Judge Orders State to Pay $150,000 in Attorney's Fees After Denying Kentucky Man 'IM GOD' License Plate

The Kentucky Transportation Cabinet has been ordered to reimburse Ben Hart for attorney's fees incurred as a result of a suit he filed against the commonwealth for denying him his vanity plate.

WAVE reported that in 2016 Hart applied for plate that read "IM GOD." He had recently moved to Kenton County from Ohio, where he had had the same vanity plate for over a dozen years.

Ben Hart with IM GOD license plate
Ben Hart with his Ohio IM GOD license plate. On February 10, the court signed an order demanding the commonwealth pay $150,000 in attorney's fees and litigation costs incurred by Hart and his lawyers in pursuit of the case. Freedom From Religion Foundation

Kentucky authorities rejected the plate on grounds that it was "obscene, vulgar or in bad taste."

With the aid of the American Civil Liberties Union (ACLU) and the Freedom From Religion Foundation (FFRF), Hart filed suit, stating that his First Amendment rights were violated because the "IM GOD" plate did not violate any element of the statute that regulates what messages are appropriate on vanity plates.

The two members of the Transportation Cabinet operate under loose guidelines for approving or rejecting plates. The statute they use also incorporates the rules for custom plate designs, and it contains language forbidding "the promotion of any specific faith, religion, or anti-religion."

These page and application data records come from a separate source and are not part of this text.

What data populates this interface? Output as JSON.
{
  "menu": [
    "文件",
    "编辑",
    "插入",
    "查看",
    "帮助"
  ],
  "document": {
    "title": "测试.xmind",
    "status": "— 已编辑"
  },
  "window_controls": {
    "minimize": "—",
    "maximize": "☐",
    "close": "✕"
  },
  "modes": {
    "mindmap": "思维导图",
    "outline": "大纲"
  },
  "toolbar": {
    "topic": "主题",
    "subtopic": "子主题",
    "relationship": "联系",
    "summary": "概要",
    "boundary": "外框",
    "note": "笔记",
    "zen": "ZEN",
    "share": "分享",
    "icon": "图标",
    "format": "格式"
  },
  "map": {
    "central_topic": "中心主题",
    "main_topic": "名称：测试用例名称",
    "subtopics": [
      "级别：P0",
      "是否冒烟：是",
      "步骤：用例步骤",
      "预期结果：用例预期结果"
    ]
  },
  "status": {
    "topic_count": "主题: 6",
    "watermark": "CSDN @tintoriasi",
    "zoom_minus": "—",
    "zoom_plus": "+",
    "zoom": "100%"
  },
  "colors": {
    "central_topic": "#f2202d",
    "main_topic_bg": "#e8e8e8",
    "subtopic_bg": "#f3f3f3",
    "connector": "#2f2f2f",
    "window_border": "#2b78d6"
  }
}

Previously, they had approved numerous other plates relating to God, including "GODLVS," "TRYGOD," "1GOD" and "NOGOD." In addition, Kentucky has issued vanity plates such as "UDDER," "BOOGR," "JUICY" "W8LOSS" and "FATA55."

In November, the court ruled that Hart's plate did not fall under any of the state's existing prohibitions.

In the ruling, U.S. District Court Judge Gregory F. Van Tatenhove stated that the commonwealth "went too far" in rejecting Hart's plate and violated his first amendment rights, noting "to allow such plates as 'IM4GOD' and 'LUVGOD' but reject 'IM GOD' belies viewpoint neutrality."

Then, on February 10, the court signed an order demanding the commonwealth pay $150,000 in attorney's fees and litigation costs incurred by Hart and his lawyers in pursuit of the case.

Hart is a retired Postal Service employee who was raised religious but now considers himself an atheist. He is a member of both the Kentucky ACLU and the FFRF.

Atheists have come into conflict with state authorities over vanity license plates before. In 2016, Shannon Morgan won a suit against the state of New Jersey after they rejected her vanity plate that read "8THEIST."

The New York Times reported that Morgan worked with the Americans United for Separation of Church and State to make a case, which included her applying for another vanity plate that said "BAPTIST" and being approved.

She was awarded $75,000 in legal fees. The settlement from the state also included them giving affirmative consent that plates like "ATHEISM," "GODLESS," "HEATHEN," "HERETIC" and "SKEPTIC" were also acceptable.

Judge Orders State to Pay $150,000 in Attorney's Fees After Denying Kentucky Man 'IM GOD' License Plate | News